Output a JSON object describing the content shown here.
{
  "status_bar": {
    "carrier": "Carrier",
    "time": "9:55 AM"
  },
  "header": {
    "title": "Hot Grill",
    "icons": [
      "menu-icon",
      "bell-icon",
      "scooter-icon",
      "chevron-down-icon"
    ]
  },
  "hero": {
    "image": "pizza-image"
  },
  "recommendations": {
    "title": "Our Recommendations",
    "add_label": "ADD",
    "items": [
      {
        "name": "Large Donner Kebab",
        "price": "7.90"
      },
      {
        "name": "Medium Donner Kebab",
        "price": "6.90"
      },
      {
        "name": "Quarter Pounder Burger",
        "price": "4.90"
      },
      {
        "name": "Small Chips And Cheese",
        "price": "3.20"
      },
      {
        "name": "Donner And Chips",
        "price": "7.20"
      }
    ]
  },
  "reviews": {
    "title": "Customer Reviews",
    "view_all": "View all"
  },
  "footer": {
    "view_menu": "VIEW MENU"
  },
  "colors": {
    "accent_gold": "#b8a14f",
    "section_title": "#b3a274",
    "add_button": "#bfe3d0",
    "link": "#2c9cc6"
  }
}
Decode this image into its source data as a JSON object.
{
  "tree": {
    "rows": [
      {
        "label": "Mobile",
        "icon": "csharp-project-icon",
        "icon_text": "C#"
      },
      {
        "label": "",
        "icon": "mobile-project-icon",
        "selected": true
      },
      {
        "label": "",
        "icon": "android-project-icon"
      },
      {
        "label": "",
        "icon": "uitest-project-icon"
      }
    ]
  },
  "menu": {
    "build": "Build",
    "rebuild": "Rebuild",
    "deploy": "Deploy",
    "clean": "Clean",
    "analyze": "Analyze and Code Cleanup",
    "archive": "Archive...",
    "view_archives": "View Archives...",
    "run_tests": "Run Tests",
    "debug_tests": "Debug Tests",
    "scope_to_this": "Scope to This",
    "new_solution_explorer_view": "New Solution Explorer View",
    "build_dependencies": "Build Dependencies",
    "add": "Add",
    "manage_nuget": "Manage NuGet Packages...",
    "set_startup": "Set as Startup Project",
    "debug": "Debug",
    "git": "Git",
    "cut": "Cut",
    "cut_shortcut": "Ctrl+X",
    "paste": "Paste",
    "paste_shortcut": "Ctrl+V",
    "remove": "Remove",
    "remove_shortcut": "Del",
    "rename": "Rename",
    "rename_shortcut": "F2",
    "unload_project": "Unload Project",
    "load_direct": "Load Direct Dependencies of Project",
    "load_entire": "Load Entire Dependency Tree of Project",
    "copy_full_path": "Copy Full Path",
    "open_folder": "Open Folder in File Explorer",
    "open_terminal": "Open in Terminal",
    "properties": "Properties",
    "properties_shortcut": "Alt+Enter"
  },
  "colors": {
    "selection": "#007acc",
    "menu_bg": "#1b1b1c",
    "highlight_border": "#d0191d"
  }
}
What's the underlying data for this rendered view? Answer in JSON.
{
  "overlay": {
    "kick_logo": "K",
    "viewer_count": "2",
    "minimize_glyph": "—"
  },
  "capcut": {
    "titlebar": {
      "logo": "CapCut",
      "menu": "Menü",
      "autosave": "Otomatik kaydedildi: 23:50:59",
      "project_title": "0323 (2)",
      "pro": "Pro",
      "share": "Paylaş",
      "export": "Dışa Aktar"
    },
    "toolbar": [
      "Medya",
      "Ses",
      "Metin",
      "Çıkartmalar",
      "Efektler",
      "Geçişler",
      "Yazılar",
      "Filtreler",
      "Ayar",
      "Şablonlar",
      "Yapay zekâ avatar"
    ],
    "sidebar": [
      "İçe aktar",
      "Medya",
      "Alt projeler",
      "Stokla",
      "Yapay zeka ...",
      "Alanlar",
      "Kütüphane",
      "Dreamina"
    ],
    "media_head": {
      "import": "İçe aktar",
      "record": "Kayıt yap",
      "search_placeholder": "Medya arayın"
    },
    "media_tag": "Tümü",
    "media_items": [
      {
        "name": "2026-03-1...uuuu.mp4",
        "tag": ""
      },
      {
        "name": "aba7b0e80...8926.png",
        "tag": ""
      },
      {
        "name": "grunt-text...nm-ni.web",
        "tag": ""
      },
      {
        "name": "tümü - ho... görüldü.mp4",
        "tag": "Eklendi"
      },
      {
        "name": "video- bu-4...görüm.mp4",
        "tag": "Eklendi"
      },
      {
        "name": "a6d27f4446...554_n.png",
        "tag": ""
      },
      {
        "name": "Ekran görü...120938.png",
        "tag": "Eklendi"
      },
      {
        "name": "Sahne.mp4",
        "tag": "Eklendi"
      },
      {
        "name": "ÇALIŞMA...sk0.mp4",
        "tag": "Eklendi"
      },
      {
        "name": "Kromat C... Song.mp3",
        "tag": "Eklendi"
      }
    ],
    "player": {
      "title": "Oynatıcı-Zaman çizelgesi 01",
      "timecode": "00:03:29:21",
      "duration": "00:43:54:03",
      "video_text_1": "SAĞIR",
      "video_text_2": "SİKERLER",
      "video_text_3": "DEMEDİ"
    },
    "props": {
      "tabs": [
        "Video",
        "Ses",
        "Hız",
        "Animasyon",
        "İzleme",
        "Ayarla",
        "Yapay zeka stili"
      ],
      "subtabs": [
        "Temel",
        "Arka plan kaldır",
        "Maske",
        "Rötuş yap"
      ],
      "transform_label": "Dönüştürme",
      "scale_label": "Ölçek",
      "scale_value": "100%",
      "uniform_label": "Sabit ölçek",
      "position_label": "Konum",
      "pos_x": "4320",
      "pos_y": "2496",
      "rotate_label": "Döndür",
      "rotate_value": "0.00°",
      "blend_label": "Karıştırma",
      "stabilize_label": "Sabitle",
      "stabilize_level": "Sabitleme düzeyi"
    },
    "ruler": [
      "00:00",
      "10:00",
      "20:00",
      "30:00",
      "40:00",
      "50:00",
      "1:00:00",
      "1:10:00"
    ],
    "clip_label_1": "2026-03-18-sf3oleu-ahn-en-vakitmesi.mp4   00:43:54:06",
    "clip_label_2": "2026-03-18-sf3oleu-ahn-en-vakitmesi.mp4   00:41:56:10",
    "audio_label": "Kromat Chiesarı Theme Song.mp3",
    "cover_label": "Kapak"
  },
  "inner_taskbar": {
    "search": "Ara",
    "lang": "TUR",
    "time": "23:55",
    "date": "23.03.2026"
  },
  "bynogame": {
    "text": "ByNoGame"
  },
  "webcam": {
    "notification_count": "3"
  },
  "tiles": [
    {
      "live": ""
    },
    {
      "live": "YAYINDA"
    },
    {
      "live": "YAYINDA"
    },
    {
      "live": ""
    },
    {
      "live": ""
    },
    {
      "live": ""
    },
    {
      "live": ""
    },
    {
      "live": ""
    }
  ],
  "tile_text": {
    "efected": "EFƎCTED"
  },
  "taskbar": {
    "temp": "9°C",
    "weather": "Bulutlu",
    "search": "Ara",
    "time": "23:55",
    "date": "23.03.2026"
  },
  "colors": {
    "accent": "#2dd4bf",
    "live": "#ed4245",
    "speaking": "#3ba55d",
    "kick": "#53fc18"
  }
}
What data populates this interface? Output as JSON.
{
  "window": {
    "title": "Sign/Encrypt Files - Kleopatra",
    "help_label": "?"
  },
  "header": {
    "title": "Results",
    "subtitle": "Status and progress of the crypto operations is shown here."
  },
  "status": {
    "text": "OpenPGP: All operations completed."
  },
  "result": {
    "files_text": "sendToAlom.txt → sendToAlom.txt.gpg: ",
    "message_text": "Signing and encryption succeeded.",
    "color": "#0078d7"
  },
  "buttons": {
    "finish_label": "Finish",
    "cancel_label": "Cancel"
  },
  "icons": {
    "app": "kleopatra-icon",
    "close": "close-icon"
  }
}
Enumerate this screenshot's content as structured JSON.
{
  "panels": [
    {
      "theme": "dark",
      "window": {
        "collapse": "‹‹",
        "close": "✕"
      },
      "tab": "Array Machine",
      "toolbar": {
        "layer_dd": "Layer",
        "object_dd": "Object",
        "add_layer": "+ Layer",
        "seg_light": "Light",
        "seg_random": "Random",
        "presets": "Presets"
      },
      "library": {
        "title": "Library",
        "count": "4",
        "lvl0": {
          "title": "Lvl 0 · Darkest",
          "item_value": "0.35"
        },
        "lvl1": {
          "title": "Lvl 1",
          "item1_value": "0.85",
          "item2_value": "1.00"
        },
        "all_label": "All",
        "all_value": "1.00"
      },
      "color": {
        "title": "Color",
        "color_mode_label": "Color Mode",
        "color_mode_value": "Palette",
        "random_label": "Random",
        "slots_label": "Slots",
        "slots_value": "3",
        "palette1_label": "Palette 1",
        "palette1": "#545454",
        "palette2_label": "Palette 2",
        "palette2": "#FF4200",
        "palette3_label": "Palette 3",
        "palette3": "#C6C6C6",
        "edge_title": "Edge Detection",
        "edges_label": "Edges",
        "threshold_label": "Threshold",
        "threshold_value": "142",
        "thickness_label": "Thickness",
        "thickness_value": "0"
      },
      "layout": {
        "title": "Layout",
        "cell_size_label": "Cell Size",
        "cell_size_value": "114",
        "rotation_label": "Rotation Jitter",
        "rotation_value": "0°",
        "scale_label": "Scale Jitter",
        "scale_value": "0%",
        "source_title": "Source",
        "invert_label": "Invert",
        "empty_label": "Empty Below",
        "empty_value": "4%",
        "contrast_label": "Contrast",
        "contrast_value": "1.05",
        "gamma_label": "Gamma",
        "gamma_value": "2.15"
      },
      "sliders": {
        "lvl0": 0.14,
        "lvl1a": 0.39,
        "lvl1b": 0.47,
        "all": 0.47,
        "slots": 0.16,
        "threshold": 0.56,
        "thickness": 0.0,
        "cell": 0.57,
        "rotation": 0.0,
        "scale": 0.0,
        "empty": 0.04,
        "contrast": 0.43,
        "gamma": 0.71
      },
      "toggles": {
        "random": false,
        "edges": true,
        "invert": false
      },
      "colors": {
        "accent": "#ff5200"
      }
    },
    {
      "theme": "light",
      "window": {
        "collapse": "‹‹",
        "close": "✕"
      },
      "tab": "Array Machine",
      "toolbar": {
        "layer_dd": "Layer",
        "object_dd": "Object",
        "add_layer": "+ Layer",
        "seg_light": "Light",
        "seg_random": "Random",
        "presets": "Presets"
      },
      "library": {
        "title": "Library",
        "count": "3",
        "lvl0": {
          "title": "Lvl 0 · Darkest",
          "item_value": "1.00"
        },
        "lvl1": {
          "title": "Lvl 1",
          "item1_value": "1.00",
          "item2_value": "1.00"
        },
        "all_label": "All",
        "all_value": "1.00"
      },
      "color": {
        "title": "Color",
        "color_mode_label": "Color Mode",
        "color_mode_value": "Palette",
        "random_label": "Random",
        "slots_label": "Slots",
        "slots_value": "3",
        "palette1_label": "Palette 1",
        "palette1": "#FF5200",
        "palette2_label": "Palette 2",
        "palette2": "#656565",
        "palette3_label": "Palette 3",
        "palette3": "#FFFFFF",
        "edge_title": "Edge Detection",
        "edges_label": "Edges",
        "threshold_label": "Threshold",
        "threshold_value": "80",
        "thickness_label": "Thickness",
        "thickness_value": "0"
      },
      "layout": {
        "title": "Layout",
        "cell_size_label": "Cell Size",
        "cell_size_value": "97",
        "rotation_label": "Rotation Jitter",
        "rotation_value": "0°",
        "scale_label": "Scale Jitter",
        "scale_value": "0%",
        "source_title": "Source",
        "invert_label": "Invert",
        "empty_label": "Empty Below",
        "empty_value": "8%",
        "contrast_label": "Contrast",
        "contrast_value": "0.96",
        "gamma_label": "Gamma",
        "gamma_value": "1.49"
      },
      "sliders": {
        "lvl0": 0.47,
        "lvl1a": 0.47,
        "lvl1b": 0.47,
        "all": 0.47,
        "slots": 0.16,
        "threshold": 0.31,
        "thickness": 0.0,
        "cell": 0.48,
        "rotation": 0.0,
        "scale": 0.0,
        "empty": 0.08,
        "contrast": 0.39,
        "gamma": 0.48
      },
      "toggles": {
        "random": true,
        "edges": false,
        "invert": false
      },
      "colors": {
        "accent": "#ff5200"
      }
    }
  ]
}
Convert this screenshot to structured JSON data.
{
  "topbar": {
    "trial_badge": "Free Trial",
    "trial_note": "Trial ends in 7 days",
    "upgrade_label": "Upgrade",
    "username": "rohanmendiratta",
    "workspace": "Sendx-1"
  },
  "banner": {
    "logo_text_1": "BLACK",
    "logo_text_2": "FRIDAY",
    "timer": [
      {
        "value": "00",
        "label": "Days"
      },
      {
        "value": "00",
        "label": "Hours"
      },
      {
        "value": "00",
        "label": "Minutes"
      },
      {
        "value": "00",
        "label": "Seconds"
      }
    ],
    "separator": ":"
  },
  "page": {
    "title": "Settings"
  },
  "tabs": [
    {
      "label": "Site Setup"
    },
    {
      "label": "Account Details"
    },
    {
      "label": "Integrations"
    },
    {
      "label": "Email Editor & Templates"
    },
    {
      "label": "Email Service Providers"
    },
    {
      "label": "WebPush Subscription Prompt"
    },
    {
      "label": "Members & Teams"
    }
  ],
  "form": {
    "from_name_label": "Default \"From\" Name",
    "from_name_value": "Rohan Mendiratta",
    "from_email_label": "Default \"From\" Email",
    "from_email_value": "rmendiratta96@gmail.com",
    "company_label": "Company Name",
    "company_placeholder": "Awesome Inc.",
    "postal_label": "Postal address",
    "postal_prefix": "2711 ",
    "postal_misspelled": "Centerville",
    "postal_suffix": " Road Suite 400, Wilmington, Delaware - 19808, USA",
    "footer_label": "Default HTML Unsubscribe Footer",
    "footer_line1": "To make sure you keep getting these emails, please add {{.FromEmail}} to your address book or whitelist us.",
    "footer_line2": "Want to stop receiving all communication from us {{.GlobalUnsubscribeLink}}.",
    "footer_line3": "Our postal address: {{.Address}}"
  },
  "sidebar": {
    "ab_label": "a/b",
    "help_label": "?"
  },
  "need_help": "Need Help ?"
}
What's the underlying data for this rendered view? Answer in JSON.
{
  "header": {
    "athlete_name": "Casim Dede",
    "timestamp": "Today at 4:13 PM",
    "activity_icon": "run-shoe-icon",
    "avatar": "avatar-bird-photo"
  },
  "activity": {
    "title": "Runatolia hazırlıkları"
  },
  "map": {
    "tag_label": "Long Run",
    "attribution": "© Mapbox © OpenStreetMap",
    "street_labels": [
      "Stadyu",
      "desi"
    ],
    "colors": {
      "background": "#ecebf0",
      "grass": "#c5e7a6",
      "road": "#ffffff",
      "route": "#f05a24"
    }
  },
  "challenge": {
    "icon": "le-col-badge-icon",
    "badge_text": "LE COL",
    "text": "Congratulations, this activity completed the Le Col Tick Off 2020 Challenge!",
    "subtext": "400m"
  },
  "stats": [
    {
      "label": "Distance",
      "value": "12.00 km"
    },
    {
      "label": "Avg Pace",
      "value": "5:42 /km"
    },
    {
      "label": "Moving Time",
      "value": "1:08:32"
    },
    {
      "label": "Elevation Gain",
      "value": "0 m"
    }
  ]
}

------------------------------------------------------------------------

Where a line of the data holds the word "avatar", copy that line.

Result of the task —
      "Yapay zekâ avatar"
    "avatar": "avatar-bird-photo"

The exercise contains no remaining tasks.